> [THE PROBLEM]: Read the records and gather each line that includes "label".

> [RECORDS FOR PROCESSING]:
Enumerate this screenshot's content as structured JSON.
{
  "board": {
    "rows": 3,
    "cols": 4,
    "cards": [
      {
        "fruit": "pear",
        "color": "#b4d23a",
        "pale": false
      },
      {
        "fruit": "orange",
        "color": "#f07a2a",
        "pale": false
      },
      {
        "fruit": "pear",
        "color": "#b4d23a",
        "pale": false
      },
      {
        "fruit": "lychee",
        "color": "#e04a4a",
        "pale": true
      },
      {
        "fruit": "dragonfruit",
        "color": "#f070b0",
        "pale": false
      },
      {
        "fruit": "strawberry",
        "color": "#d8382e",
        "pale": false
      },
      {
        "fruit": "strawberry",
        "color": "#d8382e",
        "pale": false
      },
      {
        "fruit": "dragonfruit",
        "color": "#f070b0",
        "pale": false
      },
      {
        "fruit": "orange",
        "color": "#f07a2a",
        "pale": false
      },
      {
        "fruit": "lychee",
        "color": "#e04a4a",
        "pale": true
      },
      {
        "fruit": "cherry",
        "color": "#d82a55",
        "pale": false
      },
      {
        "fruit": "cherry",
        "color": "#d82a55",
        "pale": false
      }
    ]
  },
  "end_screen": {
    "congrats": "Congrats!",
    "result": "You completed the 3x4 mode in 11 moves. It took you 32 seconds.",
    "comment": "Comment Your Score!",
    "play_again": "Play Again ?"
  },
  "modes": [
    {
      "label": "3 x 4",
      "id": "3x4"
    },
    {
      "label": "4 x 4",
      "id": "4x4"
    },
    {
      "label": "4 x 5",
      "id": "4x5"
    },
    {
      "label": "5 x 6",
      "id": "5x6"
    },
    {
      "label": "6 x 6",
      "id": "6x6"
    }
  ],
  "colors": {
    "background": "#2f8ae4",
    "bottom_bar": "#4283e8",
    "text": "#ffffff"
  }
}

> [ANSWER BOX]:
      "label": "3 x 4",
      "label": "4 x 4",
      "label": "4 x 5",
      "label": "5 x 6",
      "label": "6 x 6",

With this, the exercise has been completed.